A wall footing or strip footing is a continuous strip of concrete that serves to spread the weight of a load-bearing wall across an area of soil. It is the component of a shallow foundation.
The highway bridges shall not be considered to be carrying any live load when the wind velocity at deck level exceeds:
The bridges will not be considered to be carrying any live load when the wind velocity at the deck level exceeds 130 km/hr
The shear strength can be ensured in a beam by providing:
Vertical or inclined stirrups provide shear resistance to members. Bent up bars are also used to provide shear resistance upto certain limit.
The stainless steel consists of:
In case of beams in RCC members, the flexural crack is formed at:
The types and formation of cracks depends on the span-to-depth ratio of the beam and loading. These variables influence the moment and shear along the length of the beam. For a simply supported beam under uniformly distributed load, without prestressing, three types of cracks are identified.
1) Flexural cracks: These cracks form at the bottom near the mid-span and propagate upwards.
2) Web shear cracks: These cracks form near the neutral axis close to the support and propagate inclined to the beam axis.
3) Flexure shear cracks: These cracks form at the bottom due to flexure and propagate due to both flexure and shear.
The design shear stress in reinforced cement concrete depends on
Recent laboratory experiments confirmed that reinforced concrete in beams has shear strength even without any shear reinforcement. This shear strength (τc) depends on the grade of concrete and the percentage of tension steel in beams.
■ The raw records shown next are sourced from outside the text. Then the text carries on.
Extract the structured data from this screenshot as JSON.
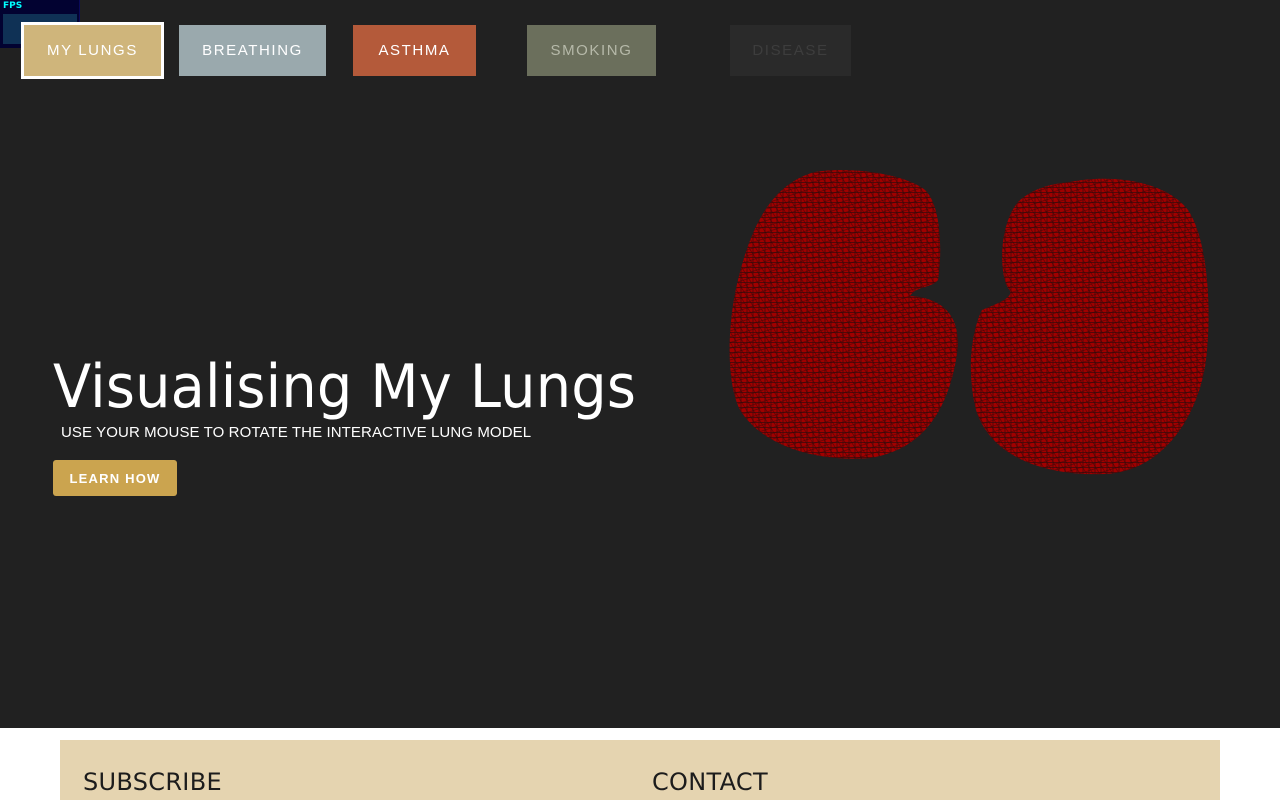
{
  "fps_meter": {
    "label": "FPS"
  },
  "nav": {
    "items": [
      {
        "label": "MY LUNGS",
        "color": "#cfb57b",
        "active": true
      },
      {
        "label": "BREATHING",
        "color": "#9aa9ad"
      },
      {
        "label": "ASTHMA",
        "color": "#b45a3a"
      },
      {
        "label": "SMOKING",
        "color": "#6b6f5c"
      },
      {
        "label": "DISEASE",
        "color": "#2a2a2a"
      }
    ]
  },
  "hero": {
    "title": "Visualising My Lungs",
    "subtitle": "USE YOUR MOUSE TO ROTATE THE INTERACTIVE LUNG MODEL",
    "cta_label": "LEARN HOW",
    "background": "#212121",
    "model_color": "#a00000"
  },
  "footer": {
    "subscribe_heading": "SUBSCRIBE",
    "contact_heading": "CONTACT",
    "background": "#e5d4b0"
  }
}
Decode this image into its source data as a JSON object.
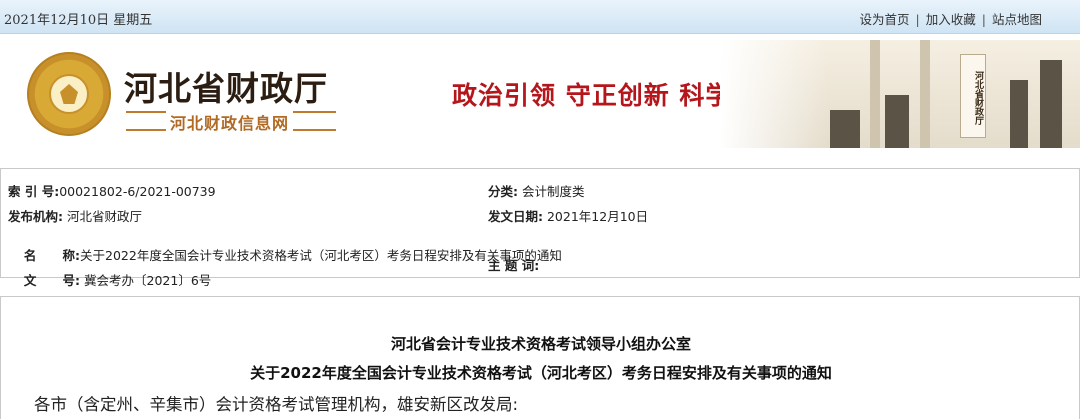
{
  "topbar": {
    "date": "2021年12月10日  星期五",
    "links": [
      "设为首页",
      "加入收藏",
      "站点地图"
    ],
    "separator": "|"
  },
  "banner": {
    "title": "河北省财政厅",
    "subtitle": "河北财政信息网",
    "slogan": "政治引领  守正创新  科学高效  竞进有为",
    "building_sign": "河北省财政厅"
  },
  "meta": {
    "index_label": "索 引 号:",
    "index_value": "00021802-6/2021-00739",
    "category_label": "分类:",
    "category_value": "会计制度类",
    "publisher_label": "发布机构:",
    "publisher_value": "河北省财政厅",
    "date_label": "发文日期:",
    "date_value": "2021年12月10日",
    "name_label": "名      称:",
    "name_value": "关于2022年度全国会计专业技术资格考试（河北考区）考务日程安排及有关事项的通知",
    "docno_label": "文      号:",
    "docno_value": "冀会考办〔2021〕6号",
    "subject_label": "主 题 词:",
    "subject_value": ""
  },
  "doc": {
    "title1": "河北省会计专业技术资格考试领导小组办公室",
    "title2": "关于2022年度全国会计专业技术资格考试（河北考区）考务日程安排及有关事项的通知",
    "salutation": "各市（含定州、辛集市）会计资格考试管理机构，雄安新区改发局:"
  },
  "colors": {
    "slogan": "#b4161b",
    "brand_sub": "#b06a24",
    "topbar_start": "#e9f3fb",
    "topbar_end": "#cfe4f4"
  }
}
The maximum shear strength of reinforced concrete depends on the grade of concrete only. (Reference IS 456, clause 40.2.1 and 40.2.3 respectively)